A Voice for Gender Equality
The following is an excerpt from remarks by Stephen Lewis, Co-Director of AIDS-Free World, delivered at the 8th Women Ambassadors’ Luncheon A UN Agency for Women and the Democratic Republic of the Congo. Monday, November 3, 2008, 1:00 pm (EST) United Nations, NY
When I served at the United Nations in the 1980’s, out of the, then, 159 Member States, there were three represented by women Ambassadors. One of them was the formidable feminist and quite wonderful human being, Dame Nita Barrow of Barbados. So highly did many of us think of Dame Nita, and so anxious was she to serve the world, that she was persuaded to run for the post of President of the General Assembly.
She lost. She lost to a male foreign minister, of one-tenth her competence and capacity. She lost, in part, because she was a mere Ambassador and he was a foreign minister. But mostly — and everybody knew it — she lost because she was a woman.
At the time, incredibly enough, there had not yet been appointed, since the beginning of the United Nations — a span of forty years — a single permanent Under-Secretary General who was a woman.
Things have obviously improved. But we’re still achingly far removed from gender parity in the senior positions of the United Nations system. We have failed internally, we have failed externally, and no one should derive any special solace from the incremental progress over the years.

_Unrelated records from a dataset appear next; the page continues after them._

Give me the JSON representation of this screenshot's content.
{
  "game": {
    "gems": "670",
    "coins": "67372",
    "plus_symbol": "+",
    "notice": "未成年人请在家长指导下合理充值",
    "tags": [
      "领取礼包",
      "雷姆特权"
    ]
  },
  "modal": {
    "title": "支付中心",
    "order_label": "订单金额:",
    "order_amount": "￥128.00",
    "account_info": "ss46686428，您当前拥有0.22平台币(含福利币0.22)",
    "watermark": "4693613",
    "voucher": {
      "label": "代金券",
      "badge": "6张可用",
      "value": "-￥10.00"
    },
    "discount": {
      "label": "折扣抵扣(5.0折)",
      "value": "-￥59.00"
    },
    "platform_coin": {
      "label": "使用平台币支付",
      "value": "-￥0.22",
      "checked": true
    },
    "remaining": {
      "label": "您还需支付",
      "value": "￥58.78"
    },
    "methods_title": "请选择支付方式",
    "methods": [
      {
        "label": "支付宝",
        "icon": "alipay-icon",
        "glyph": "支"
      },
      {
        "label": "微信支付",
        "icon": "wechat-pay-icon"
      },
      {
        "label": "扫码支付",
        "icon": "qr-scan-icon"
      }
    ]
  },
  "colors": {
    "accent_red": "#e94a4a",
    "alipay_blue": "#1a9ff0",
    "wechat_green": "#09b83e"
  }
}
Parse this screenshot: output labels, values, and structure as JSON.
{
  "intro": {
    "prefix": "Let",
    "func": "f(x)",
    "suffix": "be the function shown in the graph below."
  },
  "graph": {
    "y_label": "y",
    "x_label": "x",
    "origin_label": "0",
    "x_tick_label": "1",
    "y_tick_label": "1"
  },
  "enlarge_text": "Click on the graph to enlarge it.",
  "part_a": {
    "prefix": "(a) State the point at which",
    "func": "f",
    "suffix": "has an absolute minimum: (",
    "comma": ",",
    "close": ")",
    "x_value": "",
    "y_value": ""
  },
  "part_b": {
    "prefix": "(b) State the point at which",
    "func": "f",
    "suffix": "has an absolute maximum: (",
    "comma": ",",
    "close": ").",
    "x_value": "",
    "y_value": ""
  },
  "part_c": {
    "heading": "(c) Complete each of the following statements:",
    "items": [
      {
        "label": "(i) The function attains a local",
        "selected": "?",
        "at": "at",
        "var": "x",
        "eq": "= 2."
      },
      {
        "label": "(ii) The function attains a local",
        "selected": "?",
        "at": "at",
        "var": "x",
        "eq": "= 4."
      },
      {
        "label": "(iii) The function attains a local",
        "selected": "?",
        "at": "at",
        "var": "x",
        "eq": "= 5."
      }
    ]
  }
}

So clear is the failure, especially in the lamentable record of the United Nations on women’s rights around the world that, as you all know, a High-Level Panel on System-Wide Coherence recommended, in the fall of 2006, the creation of a new international agency for women. It’s useful to recall the words of the Panel: “ The message is clear: While the UN remains a key actor in supporting countries to achieve gender equality and women’s empowerment, there is a strong sense that the UN’s contribution has been incoherent, under-resourced and fragmented.”